You're still avoiding all of the questions. You say we shouldn't speculate over what hasn't happened yet, but that just reaffirms my point that these things are open questions.
I'm not avoiding the question, I'm ignoring it because it has absolutely no basis in reality. I see no point in catering to anyones imagination when you can focus on reality and actual facts instead. There are better things to address than far-fetched speculation and/or flat out nonsense.

Also, regardless of how things play out, it is completely reasonable to criticize the spec today for excluding the owner from the chain of trust.
Of course. I agree as I've already told you.

On the topic of whether many OEMs will implement owner key controls outside the scope of the spec, that's undetermined. Sure, we could wait-and-see, and then complain afterwards - but that's not a favorable outcome. My opinion is that we should try to put public pressure on them right now before they ship.

Panic when you have reason to panic. Be fearful when you have a reason to be fearful. But, don't make that your default position on everything -- you'll only become a paranoid loon.

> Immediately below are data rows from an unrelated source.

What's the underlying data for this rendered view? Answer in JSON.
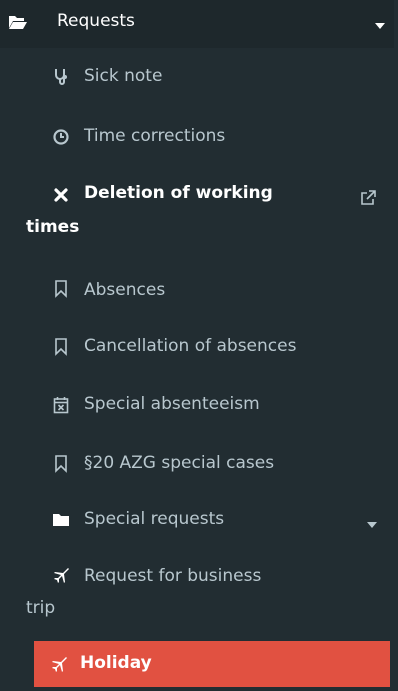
{
  "menu": {
    "header": {
      "label": "Requests",
      "icon": "folder-open-icon",
      "caret": "caret-down-icon"
    },
    "items": [
      {
        "label": "Sick note",
        "icon": "stethoscope-icon"
      },
      {
        "label": "Time corrections",
        "icon": "clock-icon"
      },
      {
        "label": "Deletion of working",
        "label_cont": "times",
        "icon": "times-icon",
        "external": "external-link-icon"
      },
      {
        "label": "Absences",
        "icon": "bookmark-icon"
      },
      {
        "label": "Cancellation of absences",
        "icon": "bookmark-icon"
      },
      {
        "label": "Special absenteeism",
        "icon": "calendar-times-icon"
      },
      {
        "label": "§20 AZG special cases",
        "icon": "bookmark-icon"
      },
      {
        "label": "Special requests",
        "icon": "folder-icon",
        "caret": "caret-down-icon"
      },
      {
        "label": "Request for business",
        "label_cont": "trip",
        "icon": "plane-icon"
      },
      {
        "label": "Holiday",
        "icon": "plane-icon",
        "active": true
      }
    ]
  },
  "colors": {
    "sidebar_bg": "#222d32",
    "header_bg": "#1e282c",
    "text": "#b8c7ce",
    "text_active": "#ffffff",
    "active_bg": "#e15141"
  }
}
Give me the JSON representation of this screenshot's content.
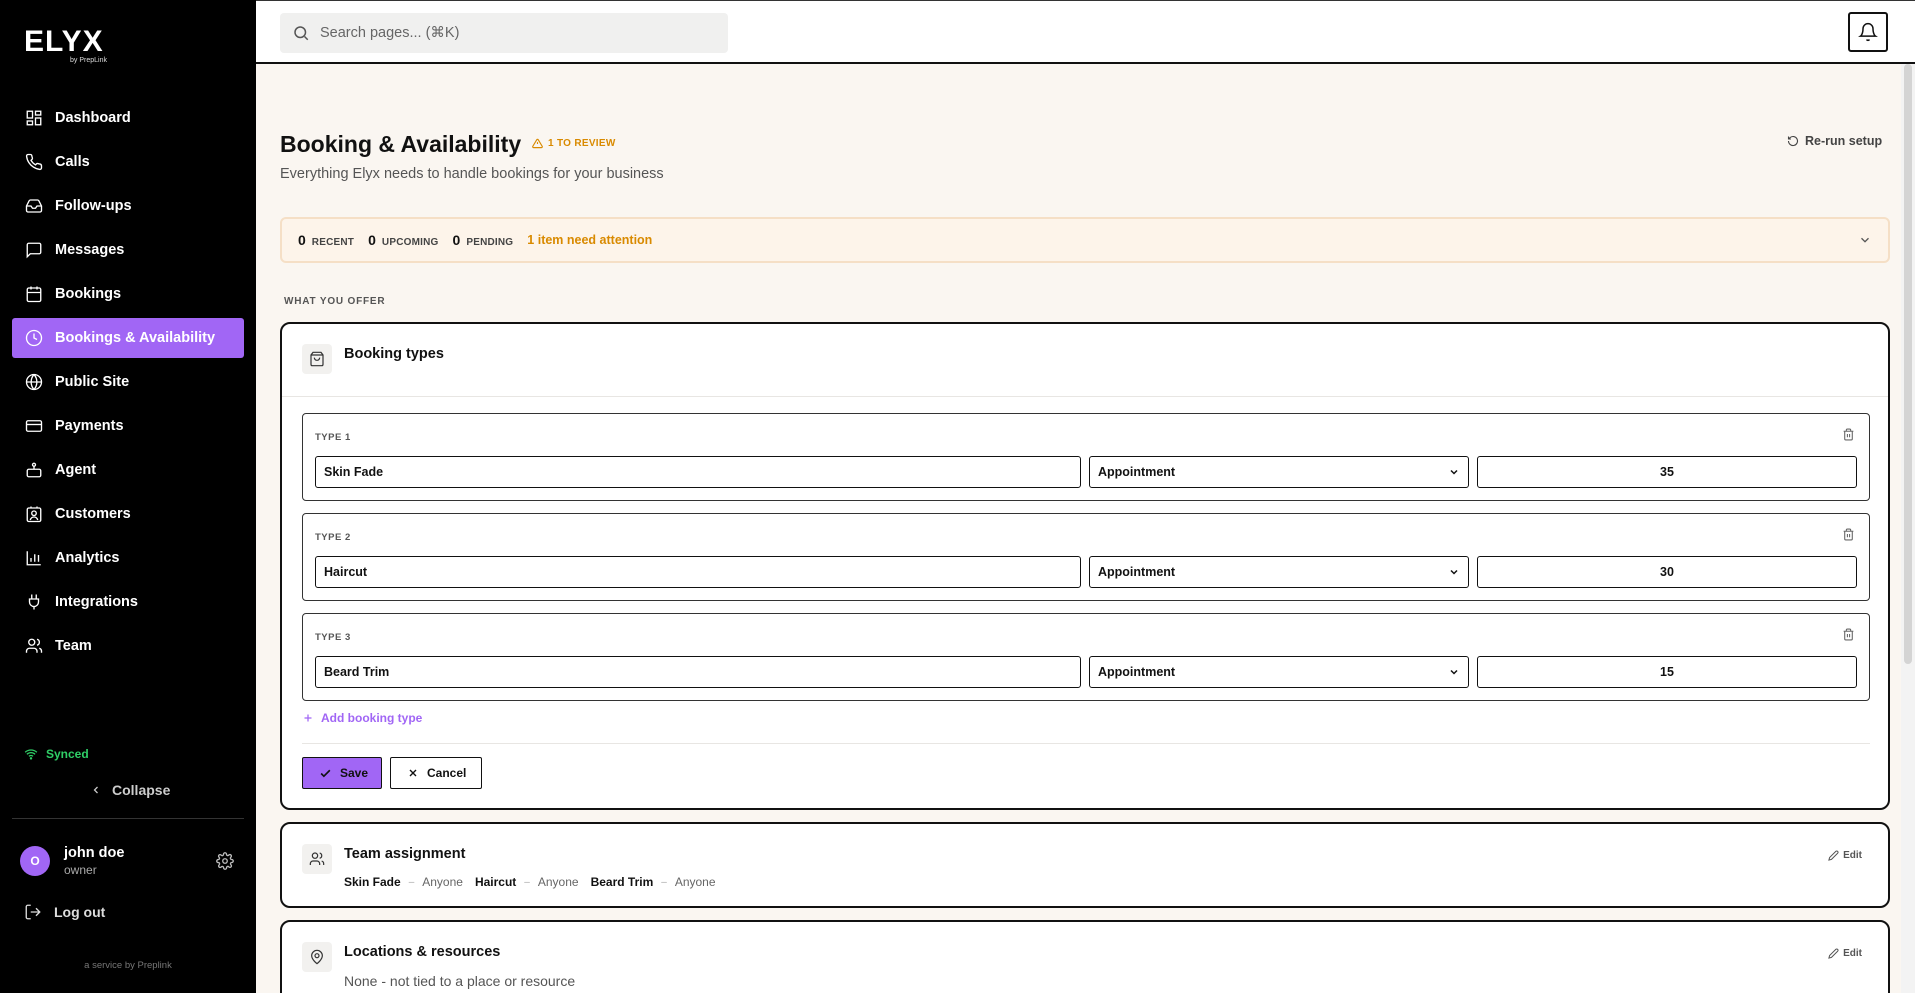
{
  "brand": {
    "logo": "ELYX",
    "tagline": "by PrepLink"
  },
  "sidebar": {
    "items": [
      {
        "label": "Dashboard",
        "icon": "dashboard-icon"
      },
      {
        "label": "Calls",
        "icon": "phone-icon"
      },
      {
        "label": "Follow-ups",
        "icon": "inbox-icon"
      },
      {
        "label": "Messages",
        "icon": "message-icon"
      },
      {
        "label": "Bookings",
        "icon": "calendar-icon"
      },
      {
        "label": "Bookings & Availability",
        "icon": "clock-icon",
        "active": true
      },
      {
        "label": "Public Site",
        "icon": "globe-icon"
      },
      {
        "label": "Payments",
        "icon": "credit-card-icon"
      },
      {
        "label": "Agent",
        "icon": "bot-icon"
      },
      {
        "label": "Customers",
        "icon": "contact-icon"
      },
      {
        "label": "Analytics",
        "icon": "chart-icon"
      },
      {
        "label": "Integrations",
        "icon": "plug-icon"
      },
      {
        "label": "Team",
        "icon": "users-icon"
      }
    ],
    "synced": "Synced",
    "collapse": "Collapse",
    "user": {
      "initial": "O",
      "name": "john doe",
      "role": "owner"
    },
    "logout": "Log out",
    "service": "a service by Preplink"
  },
  "topbar": {
    "search_placeholder": "Search pages... (⌘K)"
  },
  "page": {
    "title": "Booking & Availability",
    "review_badge": "1 TO REVIEW",
    "subtitle": "Everything Elyx needs to handle bookings for your business",
    "rerun": "Re-run setup"
  },
  "stats": {
    "recent_num": "0",
    "recent_label": "RECENT",
    "upcoming_num": "0",
    "upcoming_label": "UPCOMING",
    "pending_num": "0",
    "pending_label": "PENDING",
    "alert": "1 item need attention"
  },
  "section_label": "WHAT YOU OFFER",
  "booking_types": {
    "title": "Booking types",
    "types": [
      {
        "label": "TYPE 1",
        "name": "Skin Fade",
        "kind": "Appointment",
        "duration": "35"
      },
      {
        "label": "TYPE 2",
        "name": "Haircut",
        "kind": "Appointment",
        "duration": "30"
      },
      {
        "label": "TYPE 3",
        "name": "Beard Trim",
        "kind": "Appointment",
        "duration": "15"
      }
    ],
    "add_label": "Add booking type",
    "save_label": "Save",
    "cancel_label": "Cancel"
  },
  "team_assignment": {
    "title": "Team assignment",
    "edit": "Edit",
    "rows": [
      {
        "service": "Skin Fade",
        "who": "Anyone"
      },
      {
        "service": "Haircut",
        "who": "Anyone"
      },
      {
        "service": "Beard Trim",
        "who": "Anyone"
      }
    ]
  },
  "locations": {
    "title": "Locations & resources",
    "edit": "Edit",
    "text": "None - not tied to a place or resource"
  },
  "colors": {
    "accent": "#a166f5",
    "warning": "#d98a00",
    "synced": "#2fce66"
  }
}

As far as putting pressure on OEMs, good luck. Not that they care about a handful of people bitching, but if it makes you feel better ... sure!

Reply Parent Score: 1

RE[9]: Ok, let's be fair
by Alfman on Mon 7th Nov 2011 18:06 in reply to "RE[8]: Ok, let's be fair"
Alfman Member since:
2011-01-28

ilovebeer,

"I see no point in catering to anyones imagination when you can focus on reality and actual facts instead. There are better things to address than far-fetched speculation and/or flat out nonsense."

I asked you to point out specifically what I said that was misleading, and you refused to even do that. I don't get why you are so motivated to drown out my questions themselves. Are they that inconvenient for your world view?


"Of course. I agree as I've already told you."

Good, finally some agreement.

"Panic when you have reason to panic. Be fearful when you have a reason to be fearful. But, don't make that your default position on everything -- you'll only become a paranoid loon."

Is it really that paranoid to believe that many OEMs may implement secure boot *by the spec* without a custom mechanism for owners to control the keys? This is not delusional FUD, it seems quite probable.

"As far as putting pressure on OEMs, good luck. Not that they care about a handful of people bitching, but if it makes you feel better ... sure!"

If there's any chance that this could make the difference between normal dual booting and pain in the ass dual booting, then it's well worth it in my opinion.

Reply Parent Score: 2